The Bagram airbase is a testimony to the US' hasty troop withdrawal from Afghanistan. The place is not only littered with military hardware but also with LED television sets, mattresses, soda bottles, military shoes and other valuable items.
Bagram Airbase, the largest military installation at the heart of the US-led invasion of Afghanistan, was fully vacated in the early hours of Friday, July 2. The US Army and its allied forces abandoned their largest military base in the dead of the night, switching off the electricity on their way out. The longest war in the history of the United States ebbed and flowed from this sprawling complex that inhabited thousands of troops at its peak. But the final batch of departed soldiers from the last of seven airbases completed more than 90 percent of the US troop withdrawal, far ahead of its new deadline of Aug 31.
With the Americans gone, civilians are anxious about the security of Bagram as the threat of Taliban looms large. Shaiq Sanjani, Police Chief of Bagram district claims that their problem is not security, but the number of personnel at their disposal.
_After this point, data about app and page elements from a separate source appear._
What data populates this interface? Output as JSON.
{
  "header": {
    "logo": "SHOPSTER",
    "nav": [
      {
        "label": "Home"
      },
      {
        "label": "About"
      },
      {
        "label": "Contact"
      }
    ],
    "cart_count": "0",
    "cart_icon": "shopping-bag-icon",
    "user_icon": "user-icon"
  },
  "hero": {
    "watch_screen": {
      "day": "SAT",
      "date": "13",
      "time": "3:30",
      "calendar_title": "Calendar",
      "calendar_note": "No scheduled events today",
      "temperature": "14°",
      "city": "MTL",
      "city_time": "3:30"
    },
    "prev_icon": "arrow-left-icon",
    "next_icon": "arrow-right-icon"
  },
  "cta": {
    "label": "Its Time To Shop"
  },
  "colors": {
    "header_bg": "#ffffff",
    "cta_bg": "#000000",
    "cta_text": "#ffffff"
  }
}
“The problem we are facing right now is that the number of police we have is quite less. Bagram is important for not just Afghan National forces but also Talib and DAESH. We only have 108 personnel to protect the entire district. Some of them have gone to Ghorband to help with ongoing clashes and some of them are on sick leave. Our forces are working day and night. We are overworked,” reveals Sanjani.
Once the seat of US military power, Bagram Airbase is now fully under the control of the Afghan National Army who is confident of defending the base until its last soldier, General Kohistani told TRT World.